*Your assignment:* Determine the number of lines in the listing that contain "iface". Write only that number.
□ □ □ □
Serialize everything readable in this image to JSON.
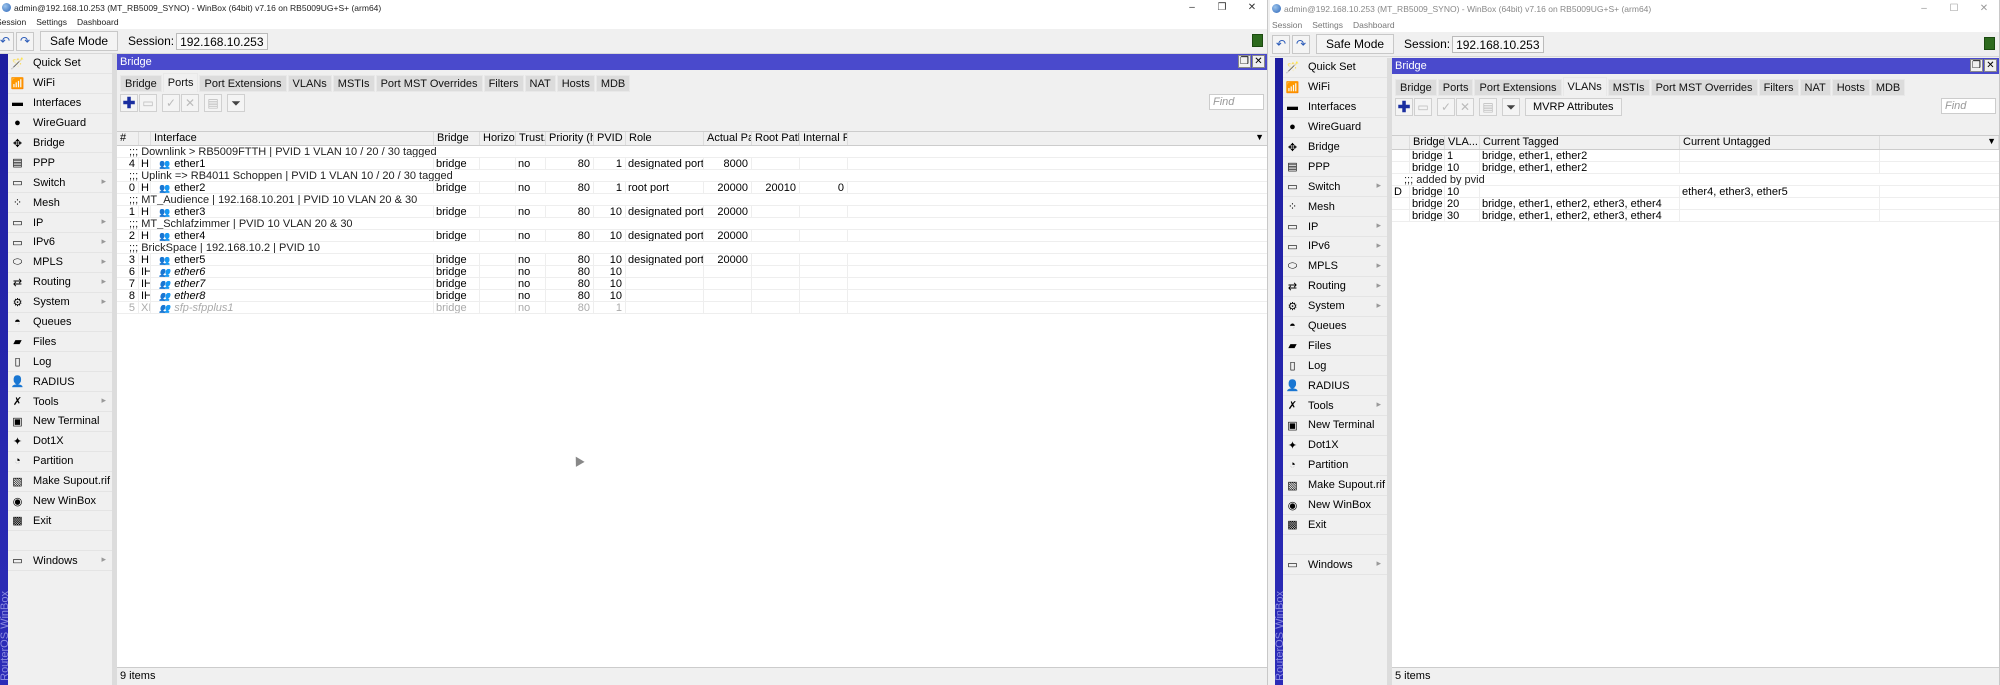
{
  "left": {
    "title": "admin@192.168.10.253 (MT_RB5009_SYNO) - WinBox (64bit) v7.16 on RB5009UG+S+ (arm64)",
    "window_controls": [
      "–",
      "❐",
      "✕"
    ],
    "menu": [
      "Session",
      "Settings",
      "Dashboard"
    ],
    "toolbar": {
      "safe_mode": "Safe Mode",
      "session_label": "Session:",
      "session_value": "192.168.10.253"
    },
    "ros_label": "RouterOS WinBox",
    "sidebar": [
      {
        "label": "Quick Set",
        "icon": "🪄",
        "arrow": false
      },
      {
        "label": "WiFi",
        "icon": "📶",
        "arrow": false
      },
      {
        "label": "Interfaces",
        "icon": "▬",
        "arrow": false
      },
      {
        "label": "WireGuard",
        "icon": "●",
        "arrow": false
      },
      {
        "label": "Bridge",
        "icon": "✥",
        "arrow": false
      },
      {
        "label": "PPP",
        "icon": "▤",
        "arrow": false
      },
      {
        "label": "Switch",
        "icon": "▭",
        "arrow": true
      },
      {
        "label": "Mesh",
        "icon": "⁘",
        "arrow": false
      },
      {
        "label": "IP",
        "icon": "▭",
        "arrow": true
      },
      {
        "label": "IPv6",
        "icon": "▭",
        "arrow": true
      },
      {
        "label": "MPLS",
        "icon": "⬭",
        "arrow": true
      },
      {
        "label": "Routing",
        "icon": "⇄",
        "arrow": true
      },
      {
        "label": "System",
        "icon": "⚙",
        "arrow": true
      },
      {
        "label": "Queues",
        "icon": "◓",
        "arrow": false
      },
      {
        "label": "Files",
        "icon": "▰",
        "arrow": false
      },
      {
        "label": "Log",
        "icon": "▯",
        "arrow": false
      },
      {
        "label": "RADIUS",
        "icon": "👤",
        "arrow": false
      },
      {
        "label": "Tools",
        "icon": "✗",
        "arrow": true
      },
      {
        "label": "New Terminal",
        "icon": "▣",
        "arrow": false
      },
      {
        "label": "Dot1X",
        "icon": "✦",
        "arrow": false
      },
      {
        "label": "Partition",
        "icon": "◔",
        "arrow": false
      },
      {
        "label": "Make Supout.rif",
        "icon": "▧",
        "arrow": false
      },
      {
        "label": "New WinBox",
        "icon": "◉",
        "arrow": false
      },
      {
        "label": "Exit",
        "icon": "▩",
        "arrow": false
      }
    ],
    "windows_item": {
      "label": "Windows",
      "icon": "▭"
    },
    "panel": {
      "title": "Bridge",
      "tabs": [
        "Bridge",
        "Ports",
        "Port Extensions",
        "VLANs",
        "MSTIs",
        "Port MST Overrides",
        "Filters",
        "NAT",
        "Hosts",
        "MDB"
      ],
      "active_tab": "Ports",
      "find_placeholder": "Find",
      "columns": [
        "#",
        "",
        "Interface",
        "Bridge",
        "Horizon",
        "Trust...",
        "Priority (hex)",
        "PVID",
        "Role",
        "Actual Pat...",
        "Root Path...",
        "Internal R..."
      ],
      "rows": [
        {
          "type": "comment",
          "text": ";;; Downlink > RB5009FTTH | PVID 1 VLAN 10 / 20 / 30 tagged"
        },
        {
          "type": "row",
          "num": "4",
          "flags": "H",
          "iface": "ether1",
          "bridge": "bridge",
          "horizon": "",
          "trust": "no",
          "prio": "80",
          "pvid": "1",
          "role": "designated port",
          "actual": "8000",
          "root": "",
          "internal": ""
        },
        {
          "type": "comment",
          "text": ";;; Uplink => RB4011 Schoppen | PVID 1 VLAN 10 / 20 / 30 tagged"
        },
        {
          "type": "row",
          "num": "0",
          "flags": "H",
          "iface": "ether2",
          "bridge": "bridge",
          "horizon": "",
          "trust": "no",
          "prio": "80",
          "pvid": "1",
          "role": "root port",
          "actual": "20000",
          "root": "20010",
          "internal": "0"
        },
        {
          "type": "comment",
          "text": ";;; MT_Audience | 192.168.10.201 | PVID 10 VLAN 20 & 30"
        },
        {
          "type": "row",
          "num": "1",
          "flags": "H",
          "iface": "ether3",
          "bridge": "bridge",
          "horizon": "",
          "trust": "no",
          "prio": "80",
          "pvid": "10",
          "role": "designated port",
          "actual": "20000",
          "root": "",
          "internal": ""
        },
        {
          "type": "comment",
          "text": ";;; MT_Schlafzimmer | PVID 10 VLAN 20 & 30"
        },
        {
          "type": "row",
          "num": "2",
          "flags": "H",
          "iface": "ether4",
          "bridge": "bridge",
          "horizon": "",
          "trust": "no",
          "prio": "80",
          "pvid": "10",
          "role": "designated port",
          "actual": "20000",
          "root": "",
          "internal": ""
        },
        {
          "type": "comment",
          "text": ";;; BrickSpace | 192.168.10.2 | PVID 10"
        },
        {
          "type": "row",
          "num": "3",
          "flags": "H",
          "iface": "ether5",
          "bridge": "bridge",
          "horizon": "",
          "trust": "no",
          "prio": "80",
          "pvid": "10",
          "role": "designated port",
          "actual": "20000",
          "root": "",
          "internal": ""
        },
        {
          "type": "row",
          "style": "italic",
          "num": "6",
          "flags": "IH",
          "iface": "ether6",
          "bridge": "bridge",
          "horizon": "",
          "trust": "no",
          "prio": "80",
          "pvid": "10",
          "role": "",
          "actual": "",
          "root": "",
          "internal": ""
        },
        {
          "type": "row",
          "style": "italic",
          "num": "7",
          "flags": "IH",
          "iface": "ether7",
          "bridge": "bridge",
          "horizon": "",
          "trust": "no",
          "prio": "80",
          "pvid": "10",
          "role": "",
          "actual": "",
          "root": "",
          "internal": ""
        },
        {
          "type": "row",
          "style": "italic",
          "num": "8",
          "flags": "IH",
          "iface": "ether8",
          "bridge": "bridge",
          "horizon": "",
          "trust": "no",
          "prio": "80",
          "pvid": "10",
          "role": "",
          "actual": "",
          "root": "",
          "internal": ""
        },
        {
          "type": "row",
          "style": "disabled",
          "num": "5",
          "flags": "XI",
          "iface": "sfp-sfpplus1",
          "bridge": "bridge",
          "horizon": "",
          "trust": "no",
          "prio": "80",
          "pvid": "1",
          "role": "",
          "actual": "",
          "root": "",
          "internal": ""
        }
      ],
      "status": "9 items"
    }
  },
  "right": {
    "title": "admin@192.168.10.253 (MT_RB5009_SYNO) - WinBox (64bit) v7.16 on RB5009UG+S+ (arm64)",
    "window_controls": [
      "–",
      "☐",
      "✕"
    ],
    "menu": [
      "Session",
      "Settings",
      "Dashboard"
    ],
    "toolbar": {
      "safe_mode": "Safe Mode",
      "session_label": "Session:",
      "session_value": "192.168.10.253"
    },
    "ros_label": "RouterOS WinBox",
    "panel": {
      "title": "Bridge",
      "tabs": [
        "Bridge",
        "Ports",
        "Port Extensions",
        "VLANs",
        "MSTIs",
        "Port MST Overrides",
        "Filters",
        "NAT",
        "Hosts",
        "MDB"
      ],
      "active_tab": "VLANs",
      "mvrp_button": "MVRP Attributes",
      "find_placeholder": "Find",
      "columns": [
        "",
        "Bridge",
        "VLA...",
        "Current Tagged",
        "Current Untagged",
        ""
      ],
      "rows": [
        {
          "type": "row",
          "flag": "",
          "bridge": "bridge",
          "vlan": "1",
          "tagged": "bridge, ether1, ether2",
          "untagged": ""
        },
        {
          "type": "row",
          "flag": "",
          "bridge": "bridge",
          "vlan": "10",
          "tagged": "bridge, ether1, ether2",
          "untagged": ""
        },
        {
          "type": "comment",
          "text": ";;; added by pvid"
        },
        {
          "type": "row",
          "flag": "D",
          "bridge": "bridge",
          "vlan": "10",
          "tagged": "",
          "untagged": "ether4, ether3, ether5"
        },
        {
          "type": "row",
          "flag": "",
          "bridge": "bridge",
          "vlan": "20",
          "tagged": "bridge, ether1, ether2, ether3, ether4",
          "untagged": ""
        },
        {
          "type": "row",
          "flag": "",
          "bridge": "bridge",
          "vlan": "30",
          "tagged": "bridge, ether1, ether2, ether3, ether4",
          "untagged": ""
        }
      ],
      "status": "5 items"
    }
  }
}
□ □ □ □
*Solved exercise:* 9